The relationship between socioeconomic status (SES) and health among Hispanics has not been studied with a sufficiently wide range of SES and health measures. The purpose of the present study is to carry out such a comprehensive assessment with the landmark Hispanic Community Health Study (HCHS) for the major Hispanic backgrounds (Central American, Cuban, Dominican, Mexican, Puerto Rican, South American).

Francisco Pedraza, Robert Wood Johnson Scholar in Health Policy Research, University of Michigan
Ling Zhu, Assistant Professor of Political Science, University of Houston

Political Exclusion, Immigration Enforcement, and the "Chilling Effect" on Latino Social Service Use

This project will examine whether immigration enforcement had a "chilling effect" on social service use among Latinos during the Great Recession. We will estimate a series of multi-level models to assess whether immigration policy enforcement induced Latinos to forego safety net programs.

Maria G. Rendón, Assistant Professor of Planning, Policy, and Design, University of California-Irvine

The Mobility Prospects of Latino Men: Before and After the Great Recession

This study investigates how second-generation Latino men and their immigrant parents have experienced and responded to the Great Recession via projects of upward and downward mobility. It builds on a five-year qualitative study of Latino young men from two high-poverty neighborhoods in Los Angeles. These young men and their parents were first interviewed in 2007, prior to the Great Recession, and then a subsample were reinterviewed in the summer of 2012. The interviews explore how mobility was pursued and understood.

Dawn M. Richardson, Assistant Professor of Community Affairs, Portland State University

Pathways to Mobility

Mexican Americans face a number of challenges in the pursuit of social mobility. We will conduct a mapping project with Mexican American youth living in disadvantaged neighborhoods in Portland, Oregon with the aim of learning from youth about the barriers and facilitators of mobility in their neighborhoods.

Fernando Riosmena, Assistant Professor of Population, University of Colorado-Boulder

The Hispanic Health Paradox and Immigrant Health Adaptation Processes

Prior research has found that Hispanics living in areas with higher coethnic concentration tend to have better health than those living in less concentrated areas. This project will build on this finding by deploying different measures of coethnic residential concentration and by examining differences among natives and immigrants. We draw on nationally-representative restricted-access data from the National Health and Nutrition Examination Survey (NHANES).

Van C. Tran, Assistant Professor of Sociology, Columbia University

Second Generation Decline or Advantage? New Evidence on the Assimilation of Latinos in the U.S.

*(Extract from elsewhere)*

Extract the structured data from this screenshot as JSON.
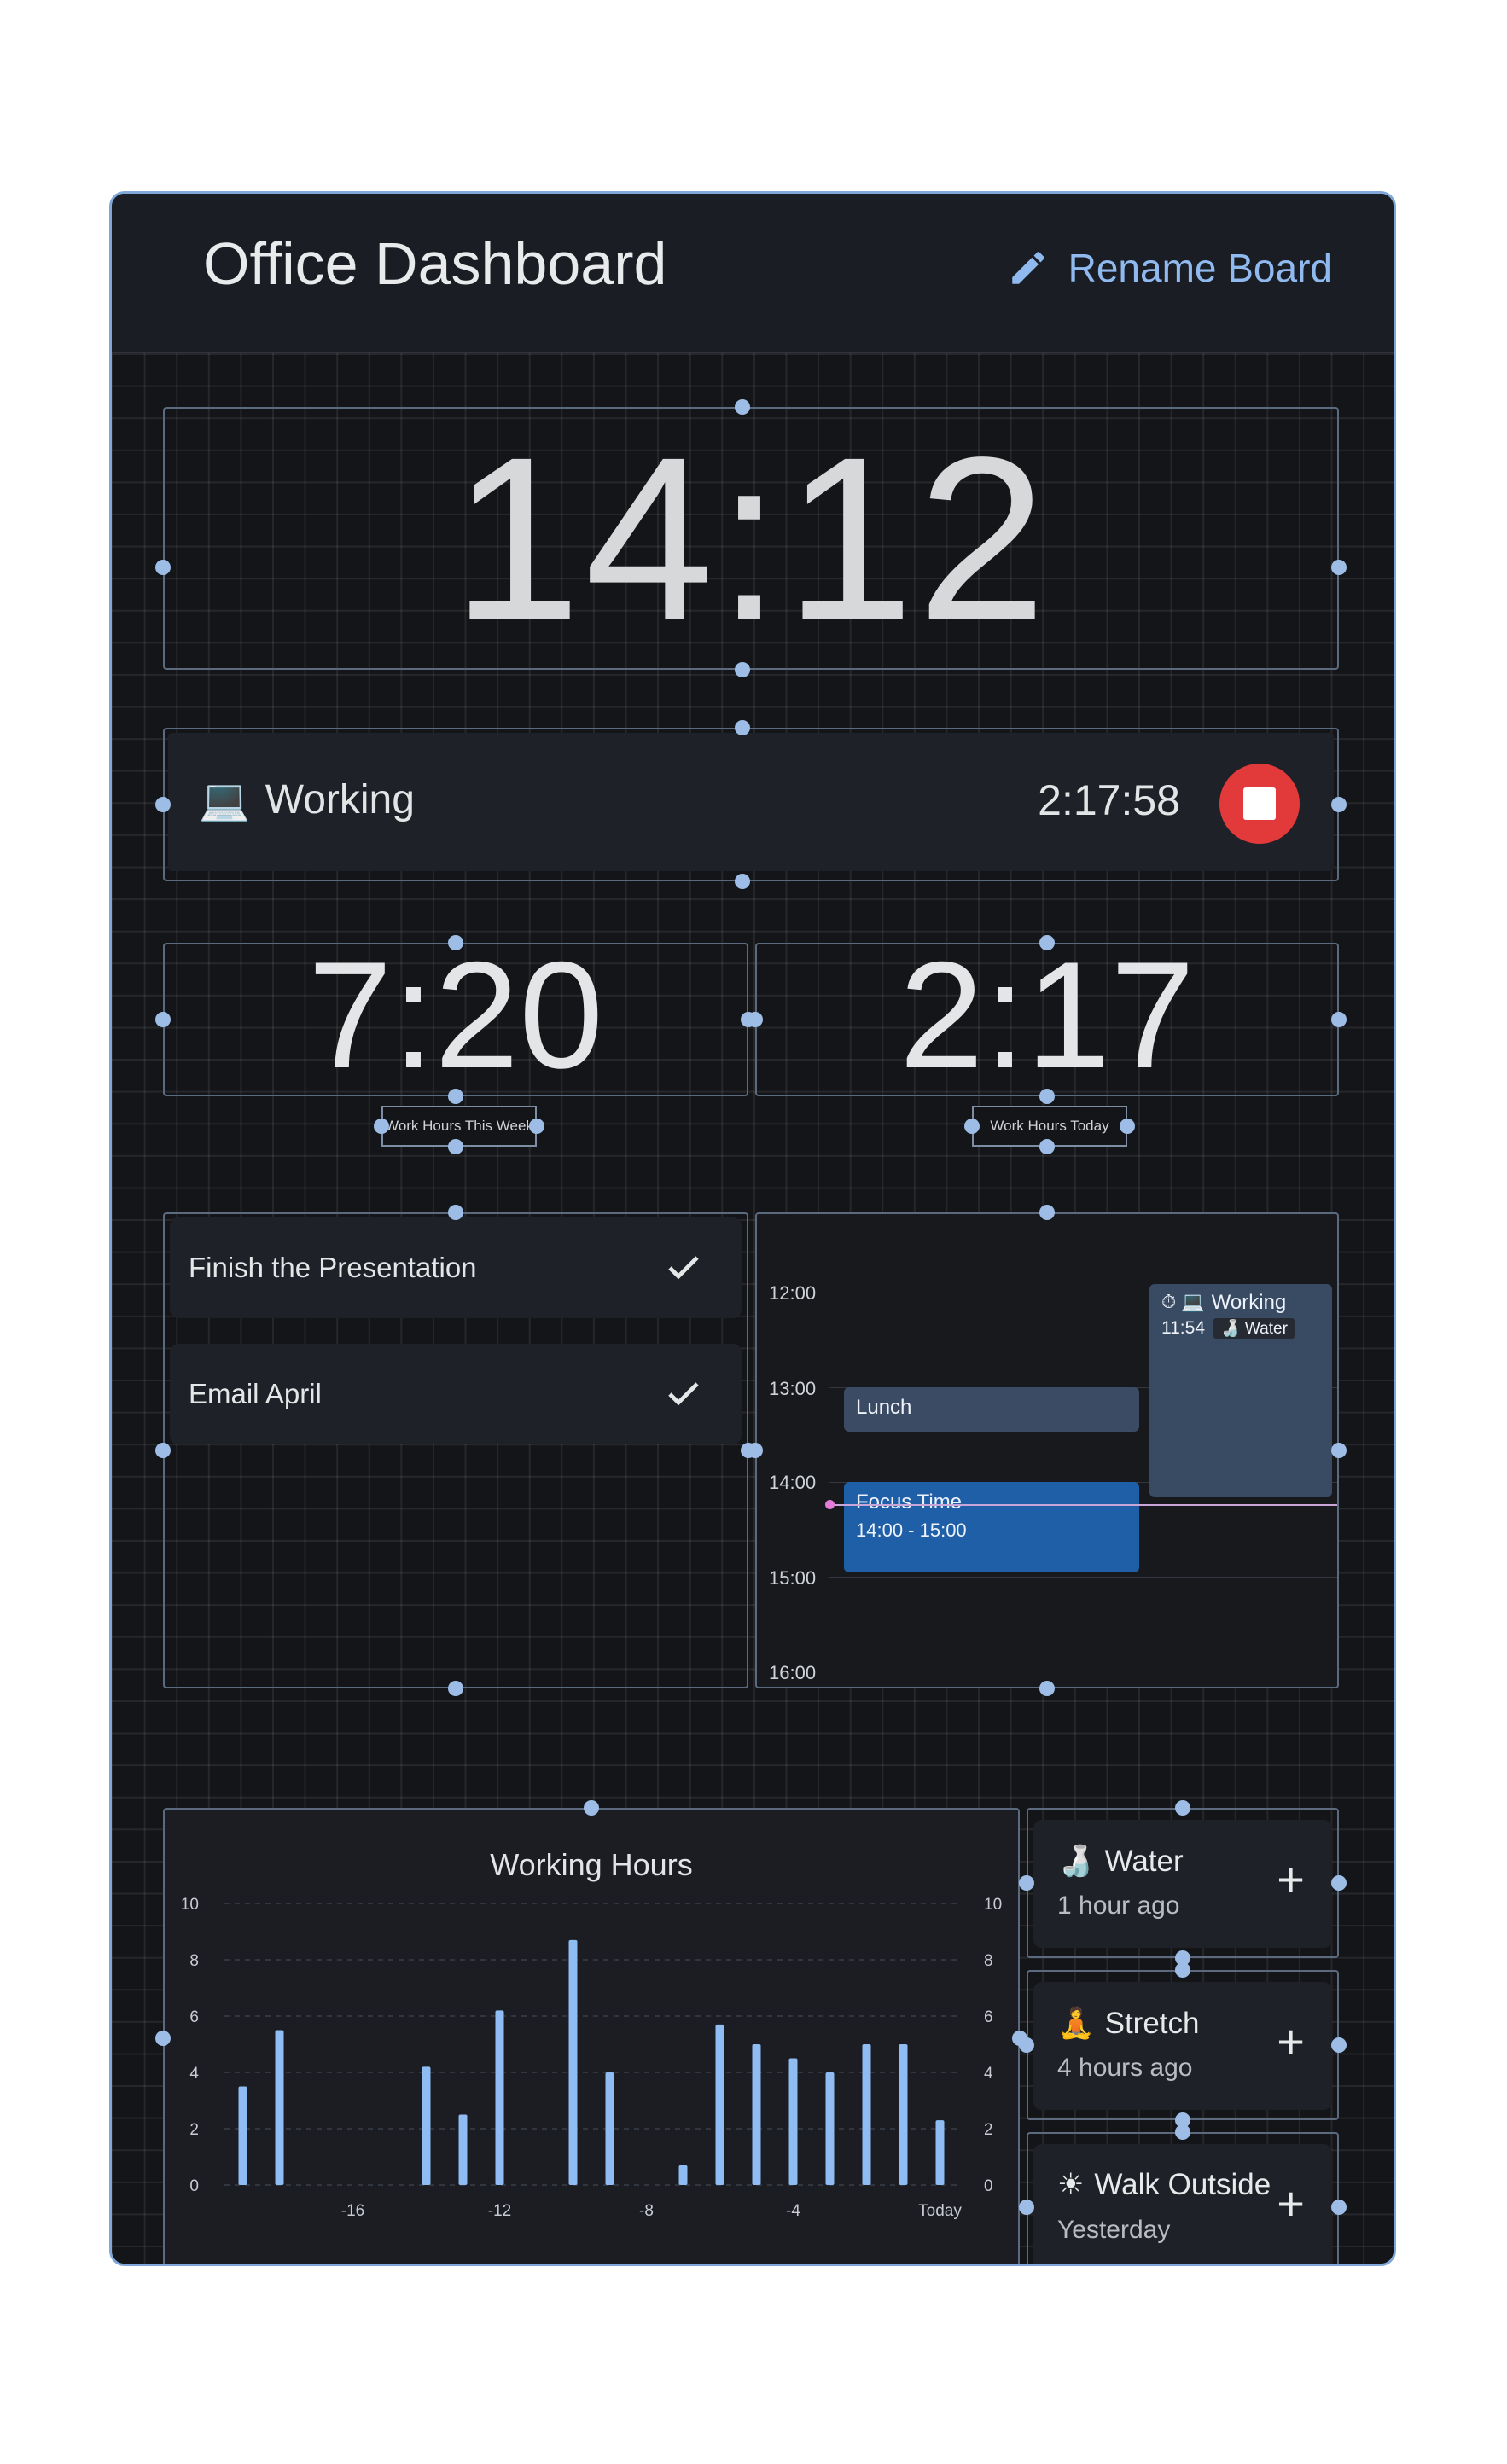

In 2010, the Latino population reached 50.5 million or 16.3 percent of the U.S. population. Drawing on recent data from the Current Population Survey, this project seeks to answer three questions about the assimilation of Latinos in the U.S. How are Latinos and their descendants incorporated into American society? Do we observe a second-generation decline or advantage? How does the process of assimilation differ across Latino ethnic groups and immigrant destinations?